Early-onset central diabetes insipidus is associated with de novo arginine vasopressin-neurophysin II or Wolfram syndrome 1 gene mutations.

Research paper by Silverio S Perrotta, Natascia N Di Iorgi, Fulvio Della FD Ragione, Saverio S Scianguetta, Adriana A Borriello, Anna Elsa Maria AE Allegri, Marcella M Ferraro, Claudia C Santoro, Flavia F Napoli, Annalisa A Calcagno, Marta M Giaccardi, Marco M Cappa, Maria Carolina MC Salerno, Domenico D Cozzolino, Mohamad M Maghnie

Indexed on: 06 Mar '15Published on: 06 Mar '15Published in: European journal of endocrinology / European Federation of Endocrine Societies

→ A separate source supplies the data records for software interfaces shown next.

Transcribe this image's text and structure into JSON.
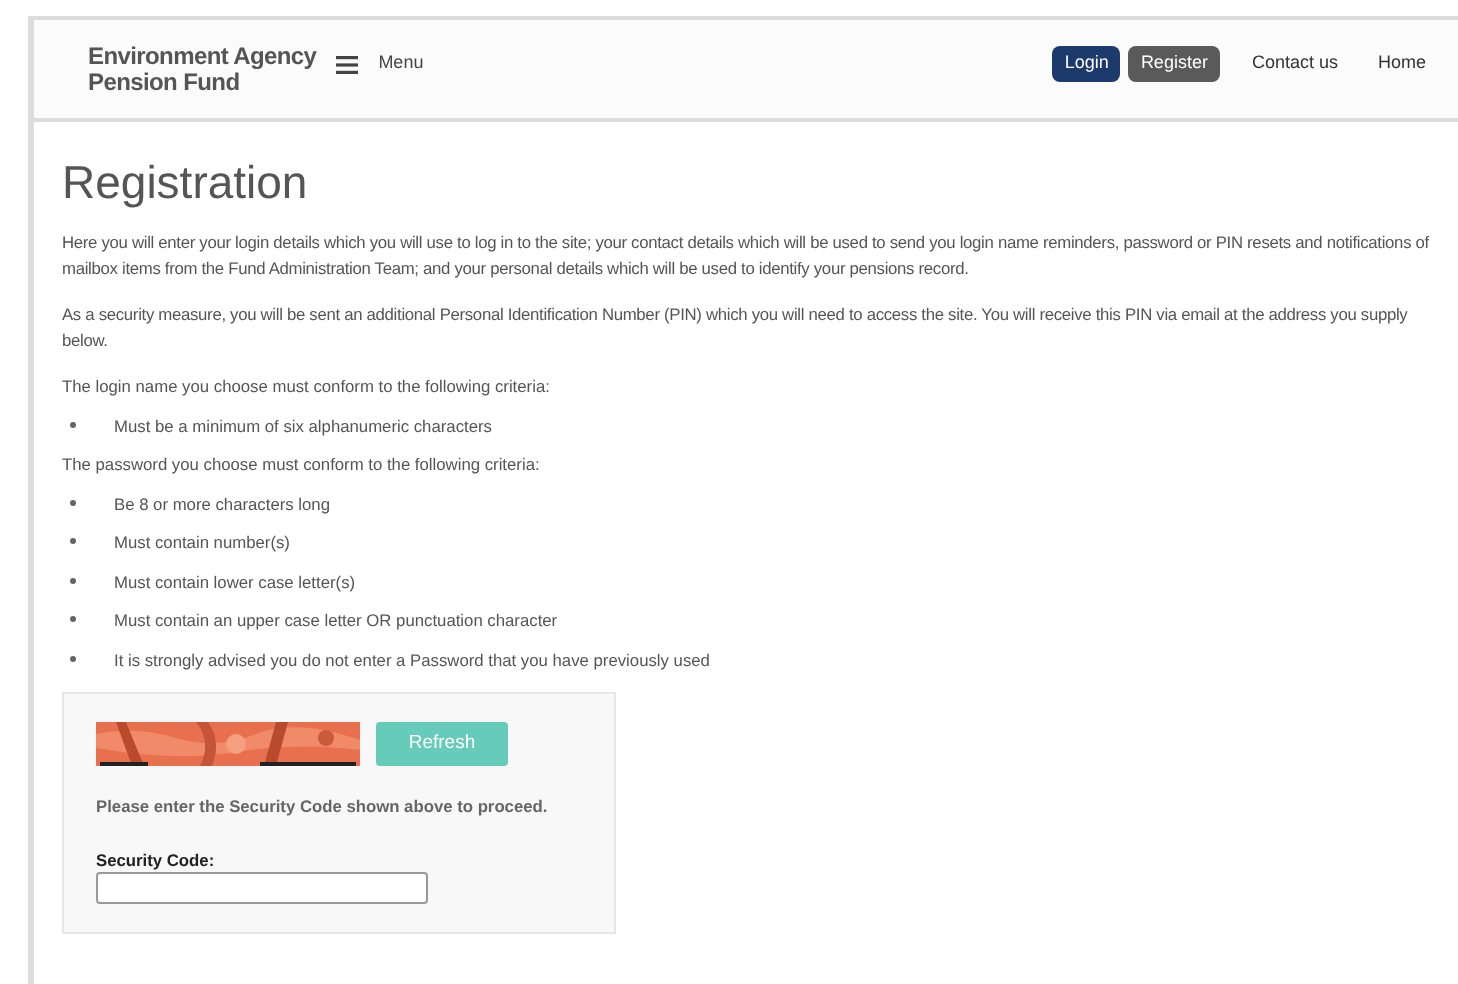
{
  "header": {
    "logo_line1": "Environment Agency",
    "logo_line2": "Pension Fund",
    "menu_label": "Menu",
    "nav": [
      {
        "label": "Login",
        "kind": "primary"
      },
      {
        "label": "Register",
        "kind": "secondary"
      },
      {
        "label": "Contact us",
        "kind": "link"
      },
      {
        "label": "Home",
        "kind": "link"
      }
    ]
  },
  "title": "Registration",
  "intro": [
    "Here you will enter your login details which you will use to log in to the site; your contact details which will be used to send you login name reminders, password or PIN resets and notifications of mailbox items from the Fund Administration Team; and your personal details which will be used to identify your pensions record.",
    "As a security measure, you will be sent an additional Personal Identification Number (PIN) which you will need to access the site. You will receive this PIN via email at the address you supply below."
  ],
  "login_criteria": {
    "heading": "The login name you choose must conform to the following criteria:",
    "items": [
      "Must be a minimum of six alphanumeric characters"
    ]
  },
  "password_criteria": {
    "heading": "The password you choose must conform to the following criteria:",
    "items": [
      "Be 8 or more characters long",
      "Must contain number(s)",
      "Must contain lower case letter(s)",
      "Must contain an upper case letter OR punctuation character",
      "It is strongly advised you do not enter a Password that you have previously used"
    ]
  },
  "captcha": {
    "refresh_label": "Refresh",
    "instruction": "Please enter the Security Code shown above to proceed.",
    "field_label": "Security Code:"
  }
}
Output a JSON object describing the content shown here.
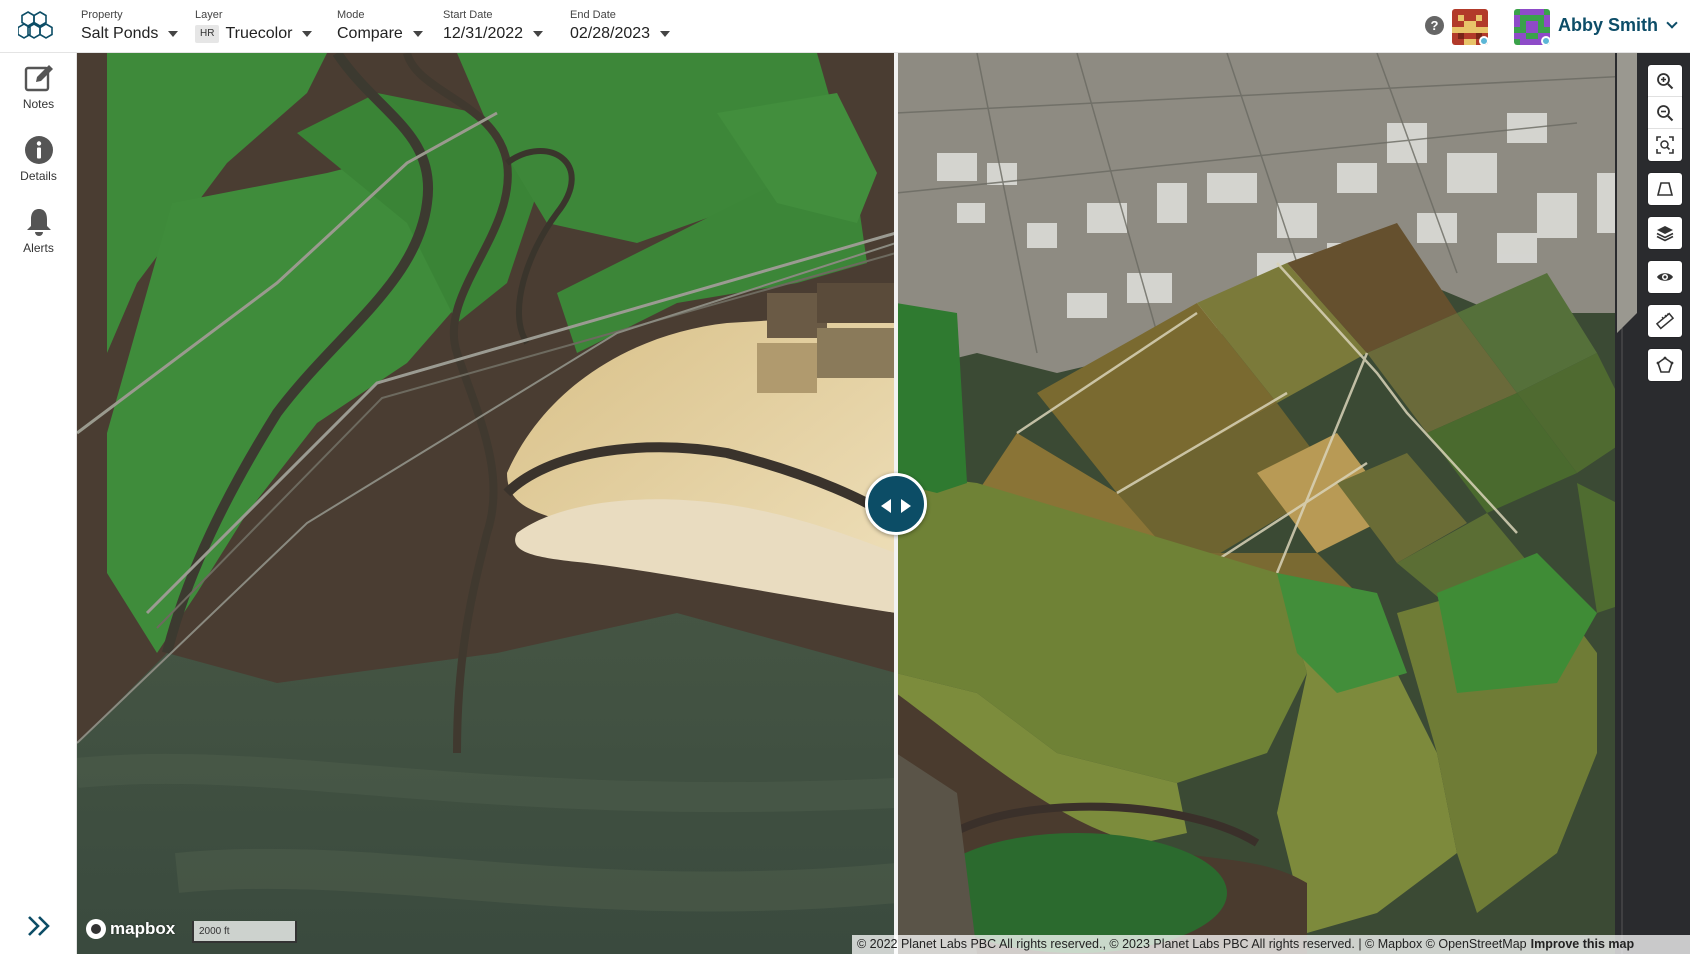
{
  "header": {
    "property": {
      "label": "Property",
      "value": "Salt Ponds"
    },
    "layer": {
      "label": "Layer",
      "badge": "HR",
      "value": "Truecolor"
    },
    "mode": {
      "label": "Mode",
      "value": "Compare"
    },
    "start_date": {
      "label": "Start Date",
      "value": "12/31/2022"
    },
    "end_date": {
      "label": "End Date",
      "value": "02/28/2023"
    },
    "help_glyph": "?",
    "user_name": "Abby Smith"
  },
  "sidebar": {
    "items": [
      {
        "label": "Notes",
        "icon": "edit-icon"
      },
      {
        "label": "Details",
        "icon": "info-icon"
      },
      {
        "label": "Alerts",
        "icon": "bell-icon"
      }
    ],
    "expand_icon": "double-chevron-right-icon"
  },
  "map": {
    "logo_text": "mapbox",
    "scale_label": "2000 ft",
    "attribution": "© 2022 Planet Labs PBC All rights reserved., © 2023 Planet Labs PBC All rights reserved. | © Mapbox © OpenStreetMap",
    "improve_link": "Improve this map",
    "tools": [
      "zoom-in-icon",
      "zoom-out-icon",
      "fit-extent-icon",
      "perspective-icon",
      "layers-icon",
      "visibility-icon",
      "measure-icon",
      "draw-polygon-icon"
    ]
  },
  "colors": {
    "brand": "#0c4d66",
    "marsh_green": "#3f8a3a",
    "mud_brown": "#4b3b30",
    "bay_water": "#3a4d3d",
    "sand": "#e6d3a1"
  }
}
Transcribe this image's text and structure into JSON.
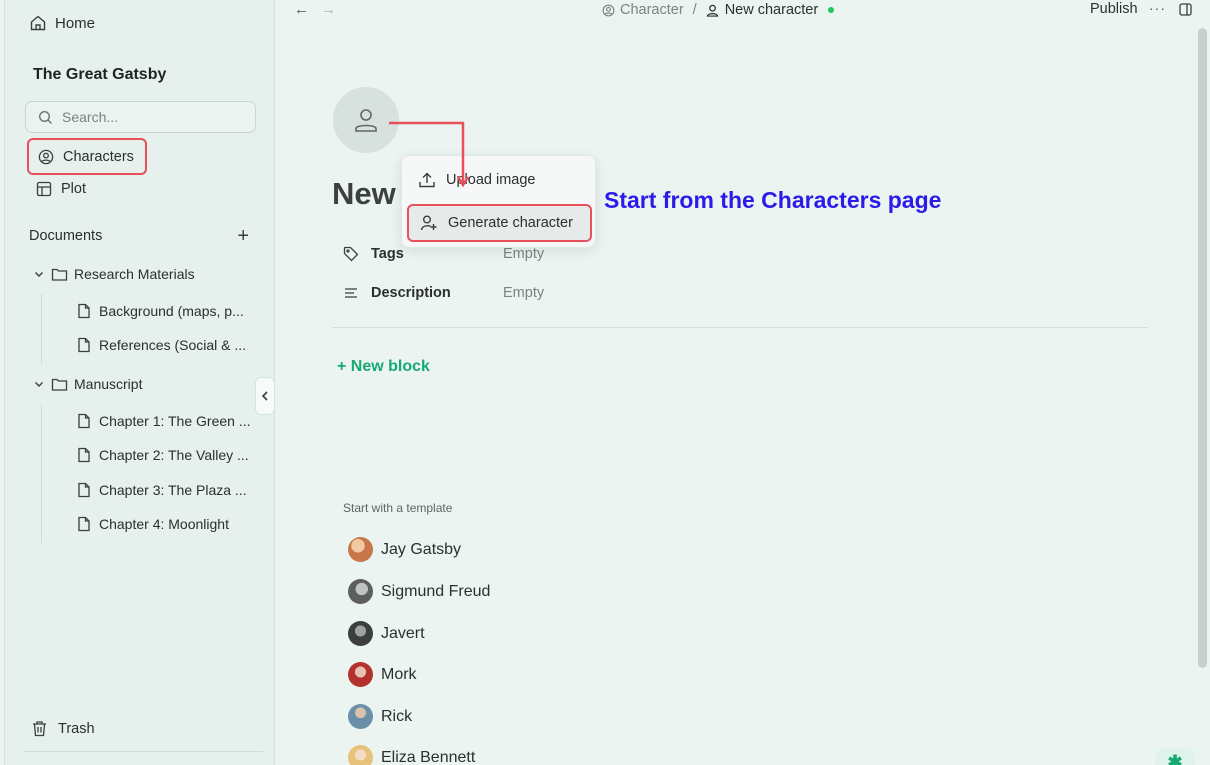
{
  "sidebar": {
    "home_label": "Home",
    "project_title": "The Great Gatsby",
    "search_placeholder": "Search...",
    "items": [
      {
        "label": "Characters"
      },
      {
        "label": "Plot"
      }
    ],
    "documents_label": "Documents",
    "tree": {
      "research": {
        "label": "Research Materials",
        "files": [
          "Background (maps, p...",
          "References (Social & ..."
        ]
      },
      "manuscript": {
        "label": "Manuscript",
        "files": [
          "Chapter 1: The Green ...",
          "Chapter 2: The Valley ...",
          "Chapter 3: The Plaza ...",
          "Chapter 4: Moonlight"
        ]
      }
    },
    "trash_label": "Trash"
  },
  "topbar": {
    "breadcrumb_parent": "Character",
    "breadcrumb_separator": "/",
    "breadcrumb_current": "New character",
    "publish_label": "Publish",
    "more_label": "···"
  },
  "page": {
    "title": "New",
    "properties": [
      {
        "label": "Tags",
        "value": "Empty"
      },
      {
        "label": "Description",
        "value": "Empty"
      }
    ],
    "new_block_label": "+ New block",
    "template_heading": "Start with a template",
    "templates": [
      {
        "name": "Jay Gatsby",
        "color": "#c8774a"
      },
      {
        "name": "Sigmund Freud",
        "color": "#5c5f5e"
      },
      {
        "name": "Javert",
        "color": "#3d3f3f"
      },
      {
        "name": "Mork",
        "color": "#b4322e"
      },
      {
        "name": "Rick",
        "color": "#6a8fa8"
      },
      {
        "name": "Eliza Bennett",
        "color": "#e7c27a"
      }
    ]
  },
  "menu": {
    "upload_label": "Upload image",
    "generate_label": "Generate character"
  },
  "annotation": {
    "text": "Start from the Characters page"
  },
  "colors": {
    "accent_green": "#17a974",
    "highlight_red": "#e8505b",
    "annotation_blue": "#2b1bea"
  }
}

Idiopathic early-onset central diabetes insipidus (CDI) might be due to mutations of arginine vasopressin-neurophysin II (AVP-NPII (AVP)) or wolframin (WFS1) genes.Sequencing of AVP and WFS1 genes was performed in nine children with CDI, aged between 9 and 68 months, and negative family history for polyuria and polydipsia.Two patients carried a mutation in the AVP gene: a heterozygous G-to-T transition at nucleotide position 322 of exon 2 (c.322G>T) resulting in a stop codon at position 108 (p.Glu108X), and a novel deletion from nucleotide 52 to 54 (c.52_54delTCC) producing a deletion of a serine at position 18 (p.Ser18del) of the AVP pre-prohormone signal peptide. A third patient carried two heterozygous mutations in the WFS1 gene localized on different alleles. The first change was A-to-G transition at nucleotide 997 in exon 8 (c.997A>G), resulting in a valine residue at position 333 in place of isoleucine (p.Ile333Val). The second novel mutation was a 3 bp insertion in exon 8, c.2392_2393insACG causing the addition of an aspartate residue at position 797 and the maintenance of the correct open reading frame (p. Asp797_Val798insAsp). While similar WFS1 protein levels were detected in fibroblasts from healthy subjects and from the patient and his parents, a major sensitivity to staurosporine-induced apoptosis was observed in the patient fibroblasts as well as in patients with Wolfram syndrome.Early-onset CDI is associated with de novo mutations of the AVP gene and with hereditary WFS1 gene changes. These findings have valuable implications for management and genetic counseling.